### ACTIVITY:
The answer must be a single number: how many lines in the entries hold the string "heading".

[Dataset rows describing interfaces]
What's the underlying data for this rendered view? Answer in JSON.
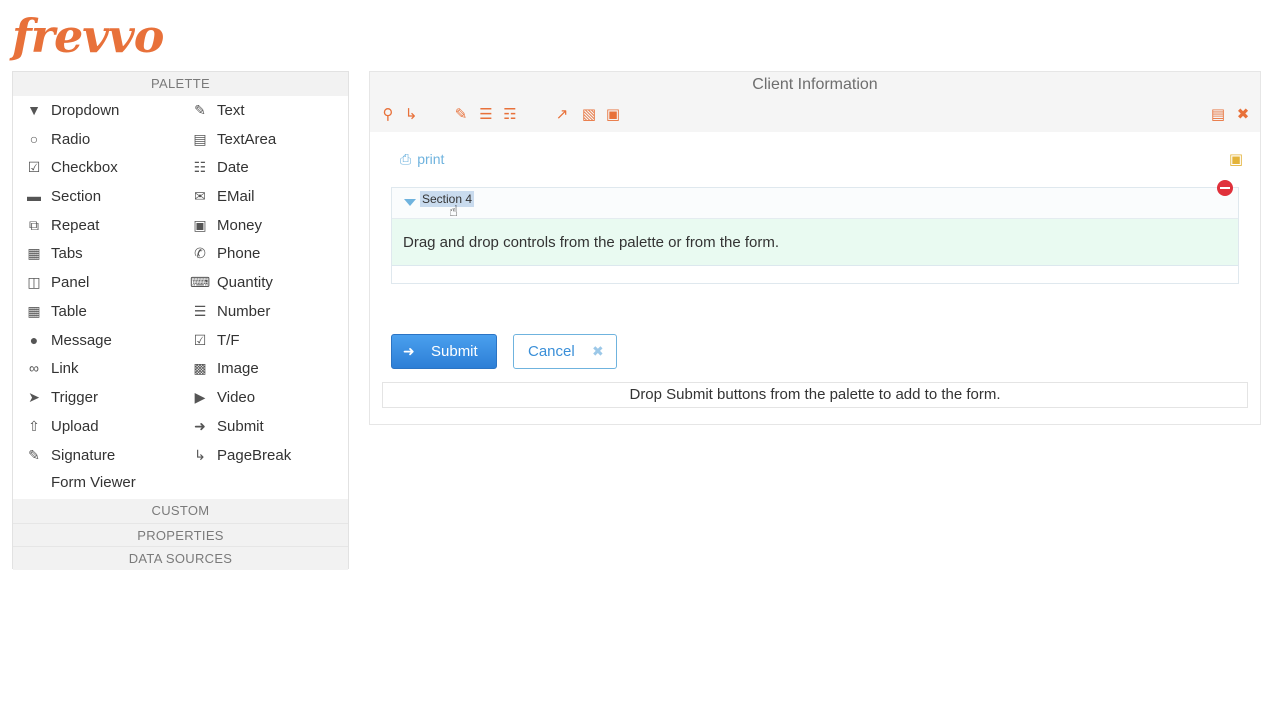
{
  "logo": {
    "text": "frevvo",
    "color": "#e8713a"
  },
  "palette": {
    "header": "PALETTE",
    "left_items": [
      {
        "label": "Dropdown",
        "icon": "dropdown-icon"
      },
      {
        "label": "Radio",
        "icon": "radio-icon"
      },
      {
        "label": "Checkbox",
        "icon": "checkbox-icon"
      },
      {
        "label": "Section",
        "icon": "folder-icon"
      },
      {
        "label": "Repeat",
        "icon": "repeat-icon"
      },
      {
        "label": "Tabs",
        "icon": "tabs-icon"
      },
      {
        "label": "Panel",
        "icon": "panel-icon"
      },
      {
        "label": "Table",
        "icon": "table-icon"
      },
      {
        "label": "Message",
        "icon": "message-icon"
      },
      {
        "label": "Link",
        "icon": "link-icon"
      },
      {
        "label": "Trigger",
        "icon": "trigger-icon"
      },
      {
        "label": "Upload",
        "icon": "upload-icon"
      },
      {
        "label": "Signature",
        "icon": "pencil-icon"
      },
      {
        "label": "Form Viewer",
        "icon": "book-icon"
      }
    ],
    "right_items": [
      {
        "label": "Text",
        "icon": "edit-icon"
      },
      {
        "label": "TextArea",
        "icon": "textarea-icon"
      },
      {
        "label": "Date",
        "icon": "calendar-icon"
      },
      {
        "label": "EMail",
        "icon": "envelope-icon"
      },
      {
        "label": "Money",
        "icon": "money-icon"
      },
      {
        "label": "Phone",
        "icon": "phone-icon"
      },
      {
        "label": "Quantity",
        "icon": "keyboard-icon"
      },
      {
        "label": "Number",
        "icon": "list-ol-icon"
      },
      {
        "label": "T/F",
        "icon": "check-square-icon"
      },
      {
        "label": "Image",
        "icon": "image-icon"
      },
      {
        "label": "Video",
        "icon": "video-icon"
      },
      {
        "label": "Submit",
        "icon": "sign-in-icon"
      },
      {
        "label": "PageBreak",
        "icon": "level-down-icon"
      }
    ],
    "custom_header": "CUSTOM",
    "properties_header": "PROPERTIES",
    "data_sources_header": "DATA SOURCES"
  },
  "form": {
    "title": "Client Information",
    "print_label": "print",
    "section": {
      "title": "Section 4",
      "drop_hint": "Drag and drop controls from the palette or from the form."
    },
    "submit_label": "Submit",
    "cancel_label": "Cancel",
    "submit_drop_hint": "Drop Submit buttons from the palette to add to the form."
  },
  "colors": {
    "accent_orange": "#e8713a",
    "primary_blue": "#3a8fe0",
    "section_green": "#e9faf1",
    "remove_red": "#e0313b"
  }
}
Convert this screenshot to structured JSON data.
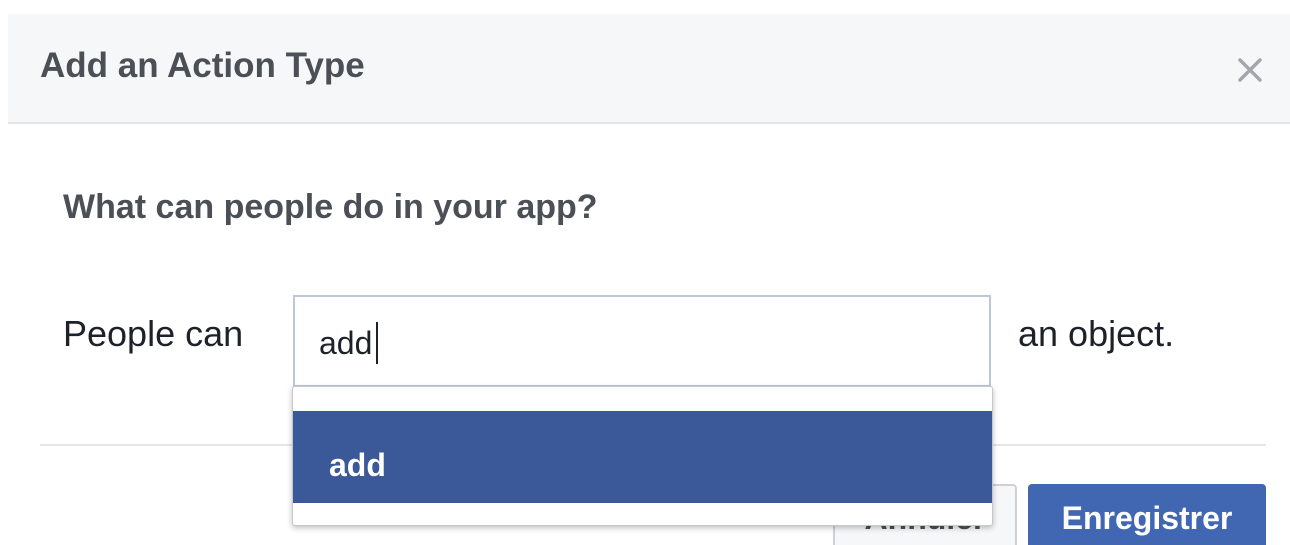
{
  "dialog": {
    "title": "Add an Action Type",
    "close_icon": "close-icon"
  },
  "form": {
    "question": "What can people do in your app?",
    "prefix_label": "People can",
    "suffix_label": "an object.",
    "action_input": {
      "value": "add",
      "placeholder": ""
    }
  },
  "autocomplete": {
    "items": [
      {
        "label": "add",
        "selected": true
      }
    ]
  },
  "footer": {
    "cancel_label": "Annuler",
    "save_label": "Enregistrer"
  },
  "colors": {
    "header_bg": "#f6f7f9",
    "title_text": "#4b4f56",
    "primary_button": "#4267b2",
    "selected_item": "#3b5998",
    "input_border": "#bdc7d8"
  }
}
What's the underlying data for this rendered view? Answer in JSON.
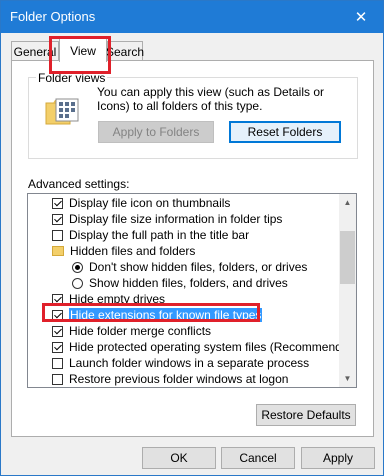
{
  "window": {
    "title": "Folder Options",
    "close_glyph": "✕"
  },
  "tabs": [
    {
      "label": "General"
    },
    {
      "label": "View"
    },
    {
      "label": "Search"
    }
  ],
  "folder_views": {
    "group_label": "Folder views",
    "description": "You can apply this view (such as Details or Icons) to all folders of this type.",
    "apply_button": "Apply to Folders",
    "reset_button": "Reset Folders"
  },
  "advanced": {
    "label": "Advanced settings:",
    "items": [
      {
        "type": "checkbox",
        "checked": true,
        "label": "Display file icon on thumbnails"
      },
      {
        "type": "checkbox",
        "checked": true,
        "label": "Display file size information in folder tips"
      },
      {
        "type": "checkbox",
        "checked": false,
        "label": "Display the full path in the title bar"
      },
      {
        "type": "folder",
        "label": "Hidden files and folders"
      },
      {
        "type": "radio",
        "checked": true,
        "label": "Don't show hidden files, folders, or drives"
      },
      {
        "type": "radio",
        "checked": false,
        "label": "Show hidden files, folders, and drives"
      },
      {
        "type": "checkbox",
        "checked": true,
        "label": "Hide empty drives"
      },
      {
        "type": "checkbox",
        "checked": true,
        "label": "Hide extensions for known file types",
        "selected": true
      },
      {
        "type": "checkbox",
        "checked": true,
        "label": "Hide folder merge conflicts"
      },
      {
        "type": "checkbox",
        "checked": true,
        "label": "Hide protected operating system files (Recommended)"
      },
      {
        "type": "checkbox",
        "checked": false,
        "label": "Launch folder windows in a separate process"
      },
      {
        "type": "checkbox",
        "checked": false,
        "label": "Restore previous folder windows at logon"
      }
    ],
    "restore_button": "Restore Defaults"
  },
  "footer": {
    "ok": "OK",
    "cancel": "Cancel",
    "apply": "Apply"
  },
  "colors": {
    "titlebar": "#1f7bd6",
    "selection": "#3399ff",
    "annotation_red": "#e0202a"
  }
}
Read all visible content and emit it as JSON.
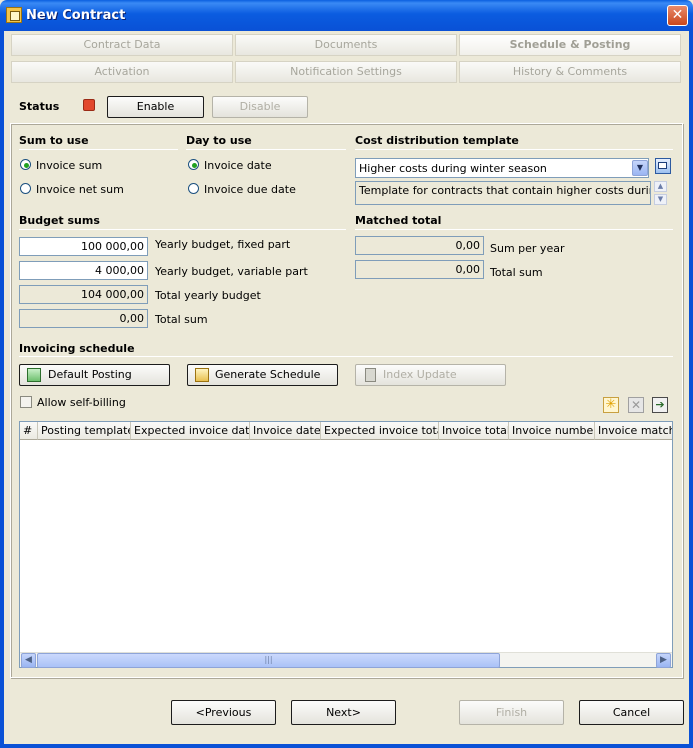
{
  "window": {
    "title": "New Contract",
    "close_glyph": "✕"
  },
  "tabs": {
    "row1": [
      {
        "label": "Contract Data"
      },
      {
        "label": "Documents"
      },
      {
        "label": "Schedule & Posting",
        "active": true
      }
    ],
    "row2": [
      {
        "label": "Activation"
      },
      {
        "label": "Notification Settings"
      },
      {
        "label": "History & Comments"
      }
    ]
  },
  "status": {
    "label": "Status",
    "indicator_color": "#e2482c",
    "enable_label": "Enable",
    "disable_label": "Disable"
  },
  "sum_to_use": {
    "heading": "Sum to use",
    "options": [
      {
        "label": "Invoice sum",
        "selected": true
      },
      {
        "label": "Invoice net sum",
        "selected": false
      }
    ]
  },
  "day_to_use": {
    "heading": "Day to use",
    "options": [
      {
        "label": "Invoice date",
        "selected": true
      },
      {
        "label": "Invoice due date",
        "selected": false
      }
    ]
  },
  "cost_distribution": {
    "heading": "Cost distribution template",
    "selected_template": "Higher costs during winter season",
    "description": "Template for contracts that contain higher costs during the"
  },
  "budget_sums": {
    "heading": "Budget sums",
    "rows": [
      {
        "value": "100 000,00",
        "label": "Yearly budget, fixed part",
        "readonly": false
      },
      {
        "value": "4 000,00",
        "label": "Yearly budget, variable part",
        "readonly": false
      },
      {
        "value": "104 000,00",
        "label": "Total yearly budget",
        "readonly": true
      },
      {
        "value": "0,00",
        "label": "Total sum",
        "readonly": true
      }
    ]
  },
  "matched_total": {
    "heading": "Matched total",
    "rows": [
      {
        "value": "0,00",
        "label": "Sum per year"
      },
      {
        "value": "0,00",
        "label": "Total sum"
      }
    ]
  },
  "invoicing_schedule": {
    "heading": "Invoicing schedule",
    "default_posting_label": "Default Posting",
    "generate_schedule_label": "Generate Schedule",
    "index_update_label": "Index Update",
    "allow_self_billing_label": "Allow self-billing",
    "allow_self_billing_checked": false,
    "columns": [
      "#",
      "Posting template",
      "Expected invoice date",
      "Invoice date",
      "Expected invoice total",
      "Invoice total",
      "Invoice number",
      "Invoice matching"
    ],
    "rows": []
  },
  "footer": {
    "previous_label": "<Previous",
    "next_label": "Next>",
    "finish_label": "Finish",
    "cancel_label": "Cancel"
  }
}
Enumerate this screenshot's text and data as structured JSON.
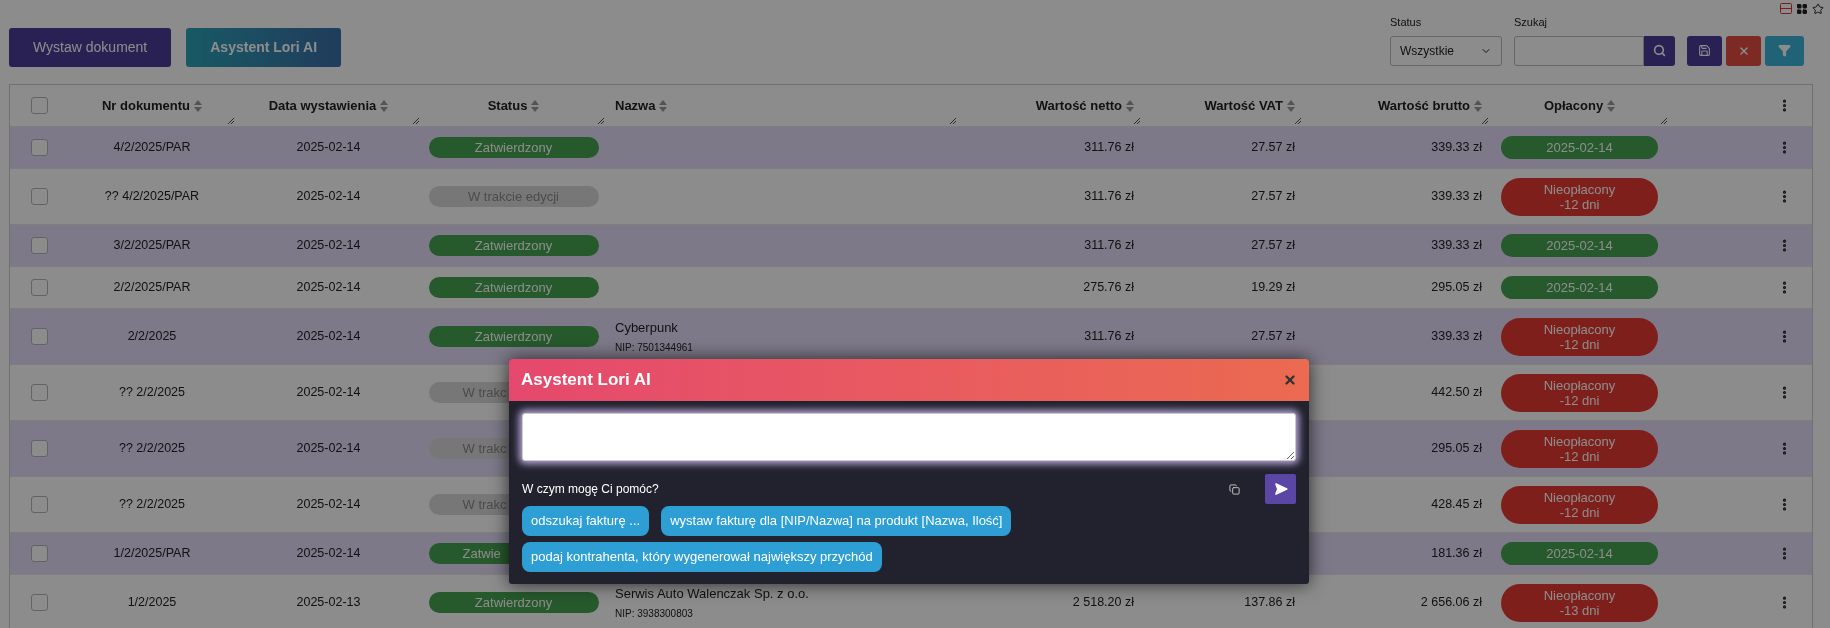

### RESPONSE TO THE TASK:
6